▸ **Instructions to follow**
Scan the records below. Copy every line in which the word "name" appears.

▸ **Provided entries**
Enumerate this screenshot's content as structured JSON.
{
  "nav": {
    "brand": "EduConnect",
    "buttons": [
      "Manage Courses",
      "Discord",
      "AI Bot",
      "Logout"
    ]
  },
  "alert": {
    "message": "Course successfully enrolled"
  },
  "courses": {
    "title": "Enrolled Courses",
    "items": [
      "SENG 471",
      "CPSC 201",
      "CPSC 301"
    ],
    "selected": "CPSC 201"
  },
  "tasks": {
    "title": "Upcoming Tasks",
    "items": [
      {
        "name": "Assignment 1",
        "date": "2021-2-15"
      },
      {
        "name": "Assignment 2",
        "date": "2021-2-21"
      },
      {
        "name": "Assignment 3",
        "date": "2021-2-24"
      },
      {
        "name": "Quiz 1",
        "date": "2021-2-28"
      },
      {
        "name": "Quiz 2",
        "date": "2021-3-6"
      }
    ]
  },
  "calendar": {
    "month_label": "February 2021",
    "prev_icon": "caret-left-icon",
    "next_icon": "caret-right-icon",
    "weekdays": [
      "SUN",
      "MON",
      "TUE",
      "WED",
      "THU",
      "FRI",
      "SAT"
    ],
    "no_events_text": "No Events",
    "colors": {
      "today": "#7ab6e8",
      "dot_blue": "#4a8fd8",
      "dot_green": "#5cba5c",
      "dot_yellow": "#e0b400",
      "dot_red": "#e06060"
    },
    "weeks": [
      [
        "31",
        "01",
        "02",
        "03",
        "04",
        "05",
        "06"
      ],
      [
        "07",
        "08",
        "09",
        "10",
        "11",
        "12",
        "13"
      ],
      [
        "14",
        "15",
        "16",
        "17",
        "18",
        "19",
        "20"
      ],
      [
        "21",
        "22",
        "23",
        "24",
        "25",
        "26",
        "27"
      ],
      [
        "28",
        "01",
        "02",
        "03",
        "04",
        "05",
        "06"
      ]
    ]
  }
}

▸ **Problem solution**
        "name": "Assignment 1",
        "name": "Assignment 2",
        "name": "Assignment 3",
        "name": "Quiz 1",
        "name": "Quiz 2",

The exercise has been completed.